Myanmar government human rights officials met community leaders and other residents of riot-torn Rakhine state on Wednesday, appealing to them to help contain communal violence in a bid to uphold human rights following deadly clashes last year.
“Whenever there is violence, human rights are violated. So we must not fight each other,” Sit Mying, secretary of the Myanmar National Human Rights Commission, told an audience of ethnic majority Rakhine Buddhists and minority Rohingya Muslims in the state capital Sittwe.
Clashes between the two groups last year in the state in northwestern Myanmar left more than 200 dead and 140,000 displaced, mostly Rohingya Muslims who are seen by many in Myanmar as illegal immigrants from neighboring Bangladesh.
Another 45 have died this year in sporadic outbreaks of violence in Rakhine and elsewhere in Myanmar, according to official sources.
Rights groups have expressed concern that sectarian strife may also hinder Myanmar President Thein Sein's program of political and economic reforms, which has drawn praise around the world and resulted in the lifting of international sanctions imposed during the previous military junta’s rule.
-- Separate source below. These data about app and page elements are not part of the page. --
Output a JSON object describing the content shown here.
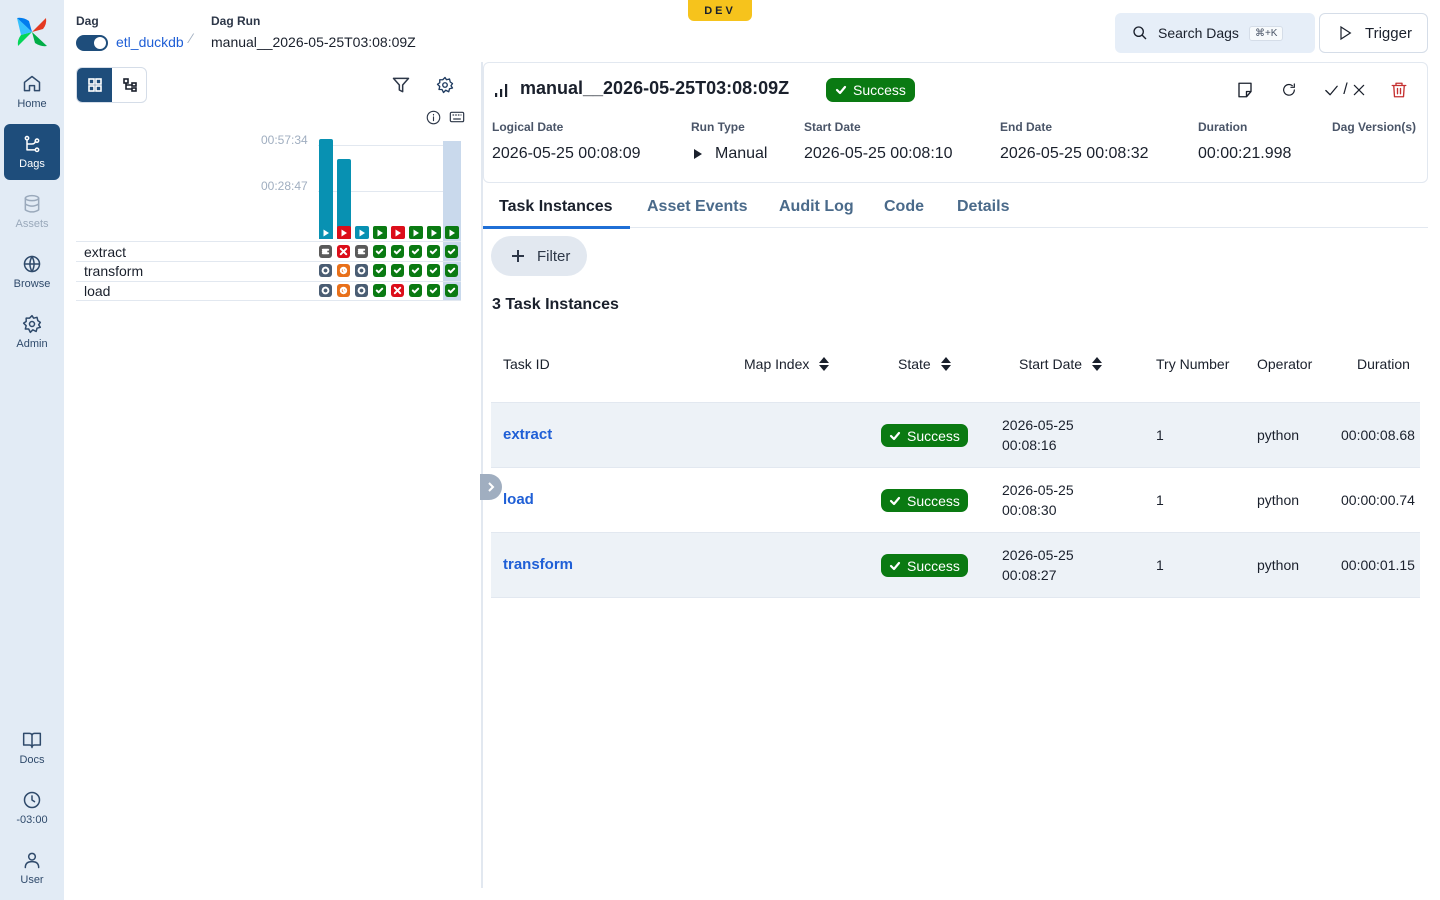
{
  "env_badge": "DEV",
  "nav": {
    "items": [
      {
        "label": "Home"
      },
      {
        "label": "Dags"
      },
      {
        "label": "Assets"
      },
      {
        "label": "Browse"
      },
      {
        "label": "Admin"
      },
      {
        "label": "Docs"
      },
      {
        "label": "-03:00"
      },
      {
        "label": "User"
      }
    ]
  },
  "breadcrumb": {
    "dag_label": "Dag",
    "dag_name": "etl_duckdb",
    "run_label": "Dag Run",
    "run_name": "manual__2026-05-25T03:08:09Z"
  },
  "header": {
    "search_label": "Search Dags",
    "search_shortcut": "⌘+K",
    "trigger_label": "Trigger"
  },
  "grid": {
    "duration_ticks": [
      "00:57:34",
      "00:28:47"
    ],
    "run_states": [
      "running",
      "failed",
      "running",
      "success",
      "failed",
      "success",
      "success",
      "success"
    ],
    "run_duration_fractions": [
      1.0,
      0.8,
      0,
      0,
      0,
      0,
      0,
      0
    ],
    "tasks": [
      {
        "name": "extract",
        "states": [
          "queued",
          "failed",
          "queued",
          "success",
          "success",
          "success",
          "success",
          "success"
        ]
      },
      {
        "name": "transform",
        "states": [
          "scheduled",
          "up_for_retry",
          "scheduled",
          "success",
          "success",
          "success",
          "success",
          "success"
        ]
      },
      {
        "name": "load",
        "states": [
          "scheduled",
          "up_for_retry",
          "scheduled",
          "success",
          "failed",
          "success",
          "success",
          "success"
        ]
      }
    ],
    "state_colors": {
      "success": "#0a7a12",
      "failed": "#dc0e1a",
      "running": "#0891b2",
      "queued": "#5a5a5a",
      "scheduled": "#4a5d73",
      "up_for_retry": "#e8701a"
    }
  },
  "run": {
    "title": "manual__2026-05-25T03:08:09Z",
    "status": "Success",
    "meta": [
      {
        "label": "Logical Date",
        "value": "2026-05-25 00:08:09"
      },
      {
        "label": "Run Type",
        "value": "Manual"
      },
      {
        "label": "Start Date",
        "value": "2026-05-25 00:08:10"
      },
      {
        "label": "End Date",
        "value": "2026-05-25 00:08:32"
      },
      {
        "label": "Duration",
        "value": "00:00:21.998"
      },
      {
        "label": "Dag Version(s)",
        "value": ""
      }
    ],
    "mark_separator": "/"
  },
  "tabs": [
    "Task Instances",
    "Asset Events",
    "Audit Log",
    "Code",
    "Details"
  ],
  "filter_label": "Filter",
  "task_count_heading": "3 Task Instances",
  "table": {
    "columns": [
      "Task ID",
      "Map Index",
      "State",
      "Start Date",
      "Try Number",
      "Operator",
      "Duration"
    ],
    "rows": [
      {
        "task_id": "extract",
        "state": "Success",
        "start_date_line1": "2026-05-25",
        "start_date_line2": "00:08:16",
        "try_number": "1",
        "operator": "python",
        "duration": "00:00:08.68"
      },
      {
        "task_id": "load",
        "state": "Success",
        "start_date_line1": "2026-05-25",
        "start_date_line2": "00:08:30",
        "try_number": "1",
        "operator": "python",
        "duration": "00:00:00.74"
      },
      {
        "task_id": "transform",
        "state": "Success",
        "start_date_line1": "2026-05-25",
        "start_date_line2": "00:08:27",
        "try_number": "1",
        "operator": "python",
        "duration": "00:00:01.15"
      }
    ]
  },
  "colors": {
    "accent": "#1e4d7b",
    "link": "#1f5fd6",
    "success": "#0a7a12",
    "dev_badge": "#f6c31c"
  }
}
Speaking on Wednesday to the gathering of about 300 representatives of civil society organizations, members of political parties, government service providers, and community leaders in Rakhine, Sit Mying urged an end to the fighting.
“We told them that the nation will develop only if there is stability and the rule of law and if there are no riots or other clashes in the country,” Sit Mying told RFA’s Myanmar Service in an interview.
“But we need to understand that we won’t be able to accomplish this tomorrow, or even the day after tomorrow,” he added.
At the meeting, the Commission, which was established in September 2011 to protect and promote the rights of Myanmar citizens, also presented an outline of the rights provided in the U.N.’s Universal Declaration of Human Rights, along with guidance on how to submit letters complaining of violations, Sit Mying said.
“The people in these places now have a very clear understanding of their basic rights—not only what they should reasonably expect, but what they can gain through demands or complaints, and how to report concerns about violations to the authorities,” he said.
Meeting participants also asked questions concerning freedom of religion and citizenship issues in the Buddhist-majority country, where the Rohingyas are denied official recognition, Sit Mying said.
“On the question of citizenship, we are going to contact the relevant government ministry. Then we will tell them what local residents have said to us on this issue and will urge the ministry’s officials to follow up.”
The majority of Rohingyas, according to rights groups, have been denied citizenship as they are considered by most in Myanmar and the country's government to be illegal immigrants, preventing them access to many basic rights in the country.
Myanmar’s 1982 citizenship law recognizes only those families who had settled in the country before independence from Britain in 1948, but many of the 800,000 Rohingyas who live in Rakhine state say they have lived there for generations.
The U.N. has referred to the group as one of the most persecuted minorities in the world.
Sit Mying said that commissioners also visited two refugee camps in Rakhine.
“The people in the camps look okay with the food and shelter they’ve been provided,” he said. “We also saw several clinics, as well as schools in which their children are being given an informal education.”
Following Wednesday’s meeting in Sittwe, commissioners will travel to the towns of Ponnagyun, Kyauktaw, and Mrauk-U to hold talks with local residents there, Sit Mying said.
Most of those displaced by the fighting in Rakhine are Rohingyas and remain in camps—more than half of them children under the age of 18.
Reported by Min Thein Aung and Khin Khin Ei for RFA’s Myanmar Service. Translated by Khet Mar. Written in English by Richard Finney.